On-demand CRM is also fuelling SME take-up and enabling tactical ad-hoc installations. Datamonitor sees this as prompting vendors to offer a portfolio of options ranging from traditional on-site deployments, to hosted solutions and single- or multi-tenant subscription-based models and the increasingly seamless migration paths between those models.

The research firm also identifies a move toward embedding analytical insight directly into transactional applications, including CRM as organisations realise that business intelligence can be effective only if it is embedded directly into transactional applications.

Find out more about Stuart Lauchlan

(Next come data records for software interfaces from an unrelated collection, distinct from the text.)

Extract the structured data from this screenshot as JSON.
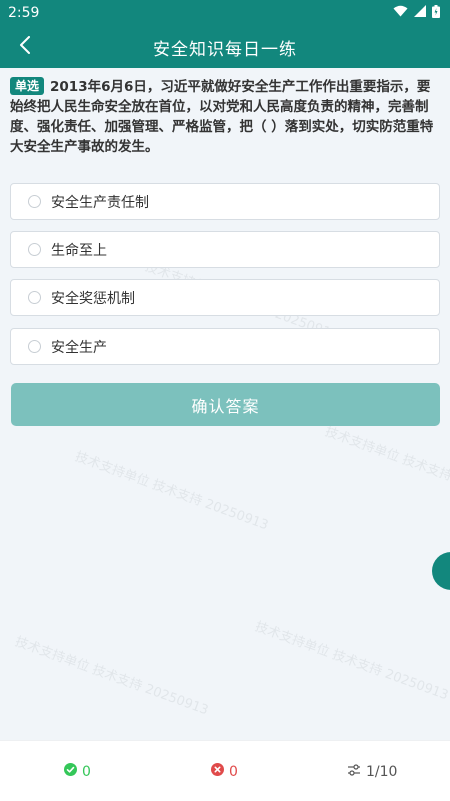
{
  "status_bar": {
    "time": "2:59"
  },
  "header": {
    "title": "安全知识每日一练"
  },
  "question": {
    "tag": "单选",
    "text": "2013年6月6日，习近平就做好安全生产工作作出重要指示，要始终把人民生命安全放在首位，以对党和人民高度负责的精神，完善制度、强化责任、加强管理、严格监管，把（ ）落到实处，切实防范重特大安全生产事故的发生。"
  },
  "options": [
    {
      "label": "安全生产责任制"
    },
    {
      "label": "生命至上"
    },
    {
      "label": "安全奖惩机制"
    },
    {
      "label": "安全生产"
    }
  ],
  "confirm_label": "确认答案",
  "watermark": {
    "text": "技术支持单位 技术支持 20250913"
  },
  "footer": {
    "correct_count": "0",
    "wrong_count": "0",
    "progress": "1/10"
  },
  "colors": {
    "primary": "#12877d",
    "confirm_disabled": "#7cc1bd",
    "correct": "#34c759",
    "wrong": "#e04a4a"
  },
  "icons": [
    "wifi-icon",
    "signal-icon",
    "battery-icon",
    "back-arrow-icon",
    "check-circle-icon",
    "close-circle-icon",
    "settings-sliders-icon"
  ]
}
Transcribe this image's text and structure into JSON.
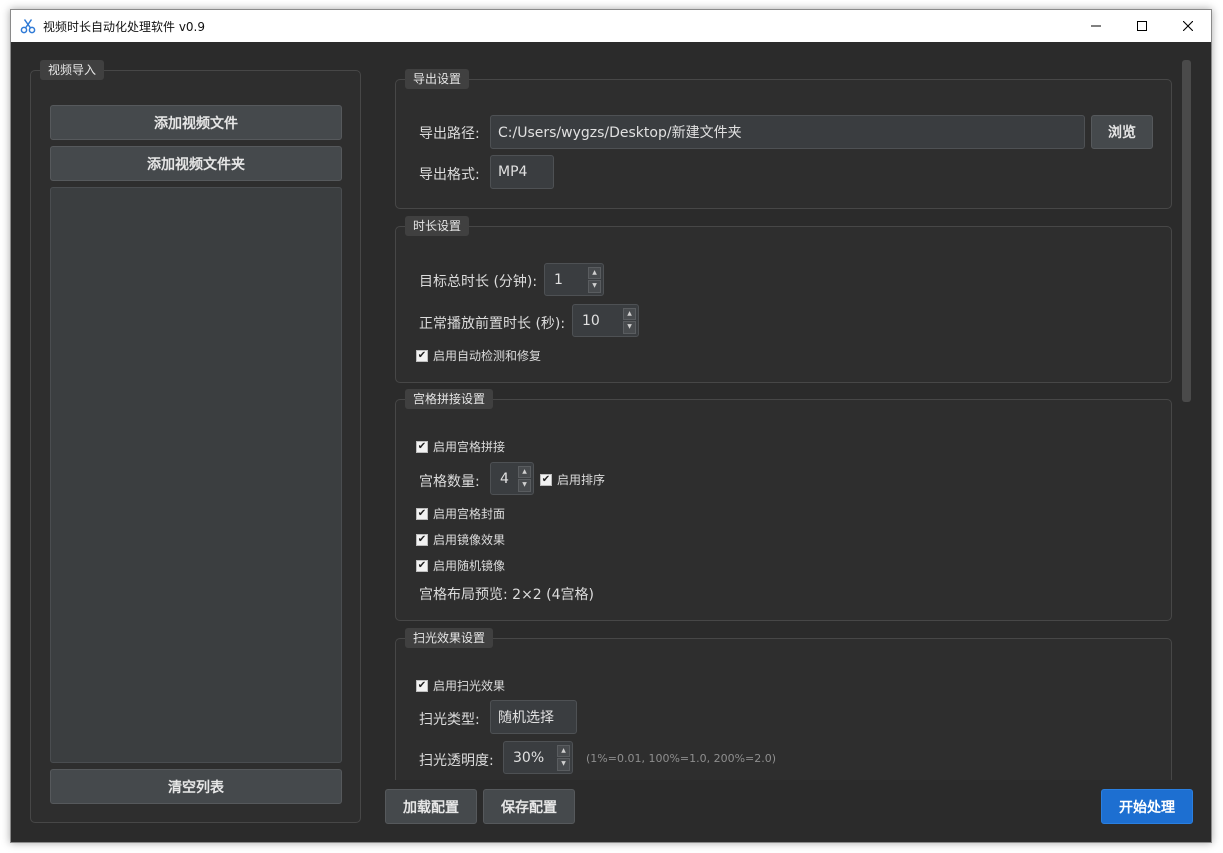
{
  "window": {
    "title": "视频时长自动化处理软件 v0.9"
  },
  "import_panel": {
    "title": "视频导入",
    "add_file": "添加视频文件",
    "add_folder": "添加视频文件夹",
    "clear": "清空列表"
  },
  "export": {
    "title": "导出设置",
    "path_label": "导出路径:",
    "path_value": "C:/Users/wygzs/Desktop/新建文件夹",
    "browse": "浏览",
    "format_label": "导出格式:",
    "format_value": "MP4"
  },
  "duration": {
    "title": "时长设置",
    "target_label": "目标总时长 (分钟):",
    "target_value": "1",
    "pre_label": "正常播放前置时长 (秒):",
    "pre_value": "10",
    "auto_fix": "启用自动检测和修复",
    "auto_fix_checked": true
  },
  "grid": {
    "title": "宫格拼接设置",
    "enable": "启用宫格拼接",
    "count_label": "宫格数量:",
    "count_value": "4",
    "sort": "启用排序",
    "cover": "启用宫格封面",
    "mirror": "启用镜像效果",
    "random_mirror": "启用随机镜像",
    "preview": "宫格布局预览: 2×2 (4宫格)"
  },
  "sweep": {
    "title": "扫光效果设置",
    "enable": "启用扫光效果",
    "type_label": "扫光类型:",
    "type_value": "随机选择",
    "opacity_label": "扫光透明度:",
    "opacity_value": "30%",
    "opacity_hint": "(1%=0.01, 100%=1.0, 200%=2.0)"
  },
  "footer": {
    "load": "加载配置",
    "save": "保存配置",
    "start": "开始处理"
  },
  "colors": {
    "background": "#2b2b2b",
    "panel": "#2e2e2e",
    "button": "#45494c",
    "accent": "#1d6fd1"
  }
}
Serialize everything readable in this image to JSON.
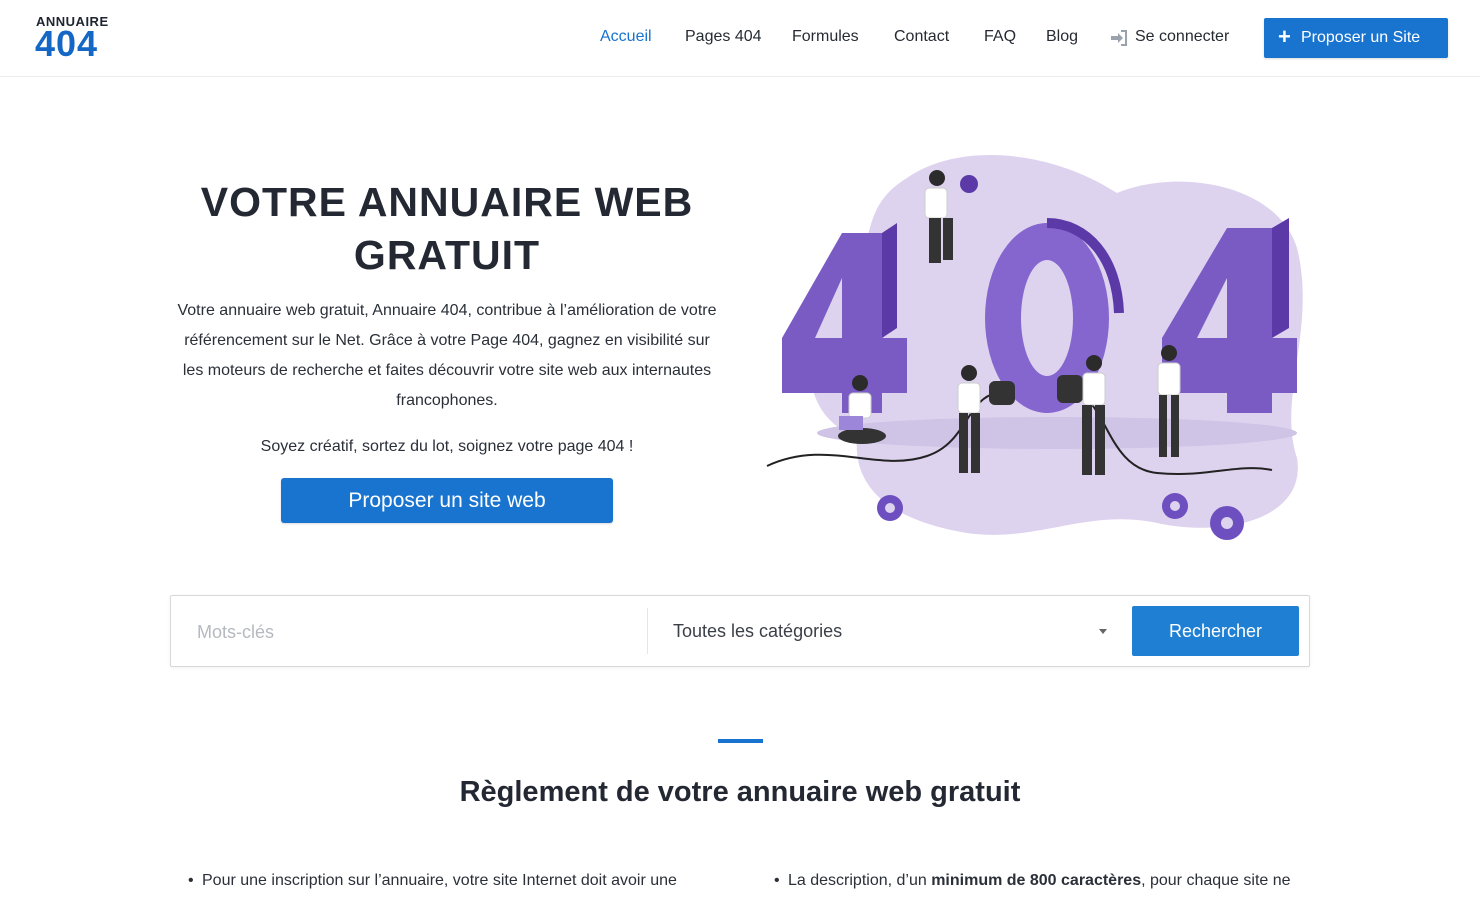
{
  "header": {
    "logo_top": "ANNUAIRE",
    "logo_num": "404",
    "nav": [
      "Accueil",
      "Pages 404",
      "Formules",
      "Contact",
      "FAQ",
      "Blog"
    ],
    "login_label": "Se connecter",
    "cta_label": "Proposer un Site",
    "accent_color": "#1874cf"
  },
  "hero": {
    "title_line1": "VOTRE ANNUAIRE WEB",
    "title_line2": "GRATUIT",
    "description": "Votre annuaire web gratuit, Annuaire 404, contribue à l’amélioration de votre référencement sur le Net. Grâce à votre Page 404, gagnez en visibilité sur les moteurs de recherche et faites découvrir votre site web aux internautes francophones.",
    "subline": "Soyez créatif, sortez du lot, soignez votre page 404 !",
    "button_label": "Proposer un site web"
  },
  "search": {
    "keywords_placeholder": "Mots-clés",
    "category_value": "Toutes les catégories",
    "button_label": "Rechercher"
  },
  "rules": {
    "title": "Règlement de votre annuaire web gratuit",
    "left_text": "Pour une inscription sur l’annuaire, votre site Internet doit avoir une",
    "right_pre": "La description, d’un ",
    "right_bold": "minimum de 800 caractères",
    "right_post": ", pour chaque site ne"
  }
}
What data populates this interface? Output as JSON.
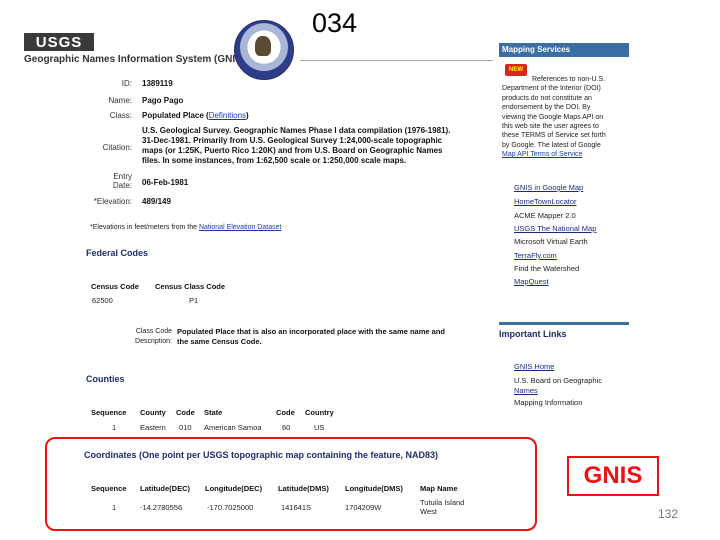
{
  "slide": {
    "title": "034",
    "page_number": "132"
  },
  "header": {
    "logo_text": "USGS",
    "app_title": "Geographic Names Information System (GNIS)"
  },
  "details": {
    "id_label": "ID:",
    "id_value": "1389119",
    "name_label": "Name:",
    "name_value": "Pago Pago",
    "class_label": "Class:",
    "class_value": "Populated Place (",
    "class_link": "Definitions",
    "class_close": ")",
    "citation_label": "Citation:",
    "citation_lines": [
      "U.S. Geological Survey. Geographic Names Phase I data compilation (1976-1981).",
      "31-Dec-1981. Primarily from U.S. Geological Survey 1:24,000-scale topographic",
      "maps (or 1:25K, Puerto Rico 1:20K) and from U.S. Board on Geographic Names",
      "files. In some instances, from 1:62,500 scale or 1:250,000 scale maps."
    ],
    "entry_date_label_1": "Entry",
    "entry_date_label_2": "Date:",
    "entry_date_value": "06-Feb-1981",
    "elevation_label": "*Elevation:",
    "elevation_value": "489/149",
    "elevation_note": "*Elevations in feet/meters from the ",
    "elevation_note_link": "National Elevation Dataset"
  },
  "federal_codes": {
    "heading": "Federal Codes",
    "col_census_code": "Census Code",
    "col_census_class": "Census Class Code",
    "census_code": "62500",
    "census_class": "P1",
    "class_code_label": "Class Code",
    "description_label": "Description:",
    "description_line1": "Populated Place that is also an incorporated place with the same name and",
    "description_line2": "the same Census Code."
  },
  "counties": {
    "heading": "Counties",
    "headers": [
      "Sequence",
      "County",
      "Code",
      "State",
      "Code",
      "Country"
    ],
    "row": [
      "1",
      "Eastern",
      "010",
      "American Samoa",
      "60",
      "US"
    ]
  },
  "coordinates": {
    "heading": "Coordinates (One point per USGS topographic map containing the feature, NAD83)",
    "headers": [
      "Sequence",
      "Latitude(DEC)",
      "Longitude(DEC)",
      "Latitude(DMS)",
      "Longitude(DMS)",
      "Map Name"
    ],
    "row": [
      "1",
      "-14.2780556",
      "-170.7025000",
      "141641S",
      "1704209W",
      "Tutuila Island",
      "West"
    ]
  },
  "sidebar": {
    "mapping_heading": "Mapping Services",
    "new_badge": "NEW",
    "disclaimer_lines": [
      "References to non-U.S.",
      "Department of the Interior (DOI)",
      "products do not constitute an",
      "endorsement by the DOI. By",
      "viewing the Google Maps API on",
      "this web site the user agrees to",
      "these TERMS of Service set forth",
      "by Google. The latest of Google"
    ],
    "disclaimer_link": "Map API Terms of Service",
    "mapping_links": [
      "GNIS in Google Map",
      "HomeTownLocator",
      "ACME Mapper 2.0",
      "USGS The National Map",
      "Microsoft Virtual Earth",
      "TerraFly.com",
      "Find the Watershed",
      "MapQuest"
    ],
    "important_heading": "Important Links",
    "important_links": [
      "GNIS Home",
      "U.S. Board on Geographic",
      "Names",
      "Mapping Information"
    ]
  },
  "callout": {
    "label": "GNIS"
  },
  "colors": {
    "highlight": "#e11111",
    "accent": "#3b6ea3"
  }
}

Related content

Replies (4)

Please login or register to join the discussion.

By Barryweb
23rd Aug 2007 11:42

How much did Oracle pay for this report?!

I'm all for industry analysts making our lives easier for selection of CRM systems to use, however this smacks of advertorial to me. How is it that the report headline is "only go for Oracle and SAP", and yet the entire thing focusses on Oracle!

Thanks (0)
By clairepeters
23rd Aug 2007 11:53

I wonder if the full report from Datamonitor went into more detail?

I'm wondering about whether this is aimed purely at large companies in the UK - we sit in the mid-market, and I had never considered Oracle to be applicable to us. I know SAP has a product that is relevant for us, however I thought that it wasn't as strong for investment banks as say, Pivotal.

I'd love to hear from other members as we are currently reviewing our systems, and neither SAP or Oracle are on our shortlist.

Thanks (0)
By AnonymousUser
23rd Aug 2007 14:15

...smells like a 'sponsored article' to me. For the full story on how this sort of thing happens, read 'The Witch Doctors' (Micklethwait and Wooldridge).

Thanks (0)
By Stuart Lauchlan
23rd Aug 2007 17:00

....that whatever anyone may think of the conclusions of the report - and I have my own thoughts on that! - this article is by no means a 'sponsored article'. deals in independent editorial. This is a report on the publication of a report from a respected analyst firm. Other CRM firms were invited to contribute their views - to date, only Microsoft has responded.

Thanks (0)